## WHAT IS EXPECTED
Determine the number of lines in the listing below in which the word "this" is present, and state it without comment.

DATASET ENTRIES Start Marker

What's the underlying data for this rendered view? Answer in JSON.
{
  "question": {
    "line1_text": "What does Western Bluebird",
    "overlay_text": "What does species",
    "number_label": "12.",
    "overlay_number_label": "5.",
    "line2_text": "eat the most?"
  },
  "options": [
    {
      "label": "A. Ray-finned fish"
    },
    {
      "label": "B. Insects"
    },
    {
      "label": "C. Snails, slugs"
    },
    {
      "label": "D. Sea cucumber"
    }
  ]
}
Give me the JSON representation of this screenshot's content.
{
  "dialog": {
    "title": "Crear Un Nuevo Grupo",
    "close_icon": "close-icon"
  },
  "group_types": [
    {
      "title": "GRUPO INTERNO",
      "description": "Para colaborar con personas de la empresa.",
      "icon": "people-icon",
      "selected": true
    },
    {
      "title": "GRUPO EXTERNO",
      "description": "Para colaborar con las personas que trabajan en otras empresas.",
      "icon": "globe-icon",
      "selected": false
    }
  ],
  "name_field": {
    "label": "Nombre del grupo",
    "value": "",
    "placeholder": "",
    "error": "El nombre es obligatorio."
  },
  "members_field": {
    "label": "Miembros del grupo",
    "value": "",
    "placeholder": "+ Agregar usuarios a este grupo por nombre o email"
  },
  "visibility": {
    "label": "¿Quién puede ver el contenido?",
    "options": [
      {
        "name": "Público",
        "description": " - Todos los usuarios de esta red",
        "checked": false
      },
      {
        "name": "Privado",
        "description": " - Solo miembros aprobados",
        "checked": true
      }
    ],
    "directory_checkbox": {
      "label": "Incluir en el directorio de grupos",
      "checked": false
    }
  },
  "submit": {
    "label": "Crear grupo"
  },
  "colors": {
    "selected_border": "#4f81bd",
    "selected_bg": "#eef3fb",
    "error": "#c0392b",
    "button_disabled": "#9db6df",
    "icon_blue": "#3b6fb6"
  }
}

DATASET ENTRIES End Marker

## RESPONSE AREA
2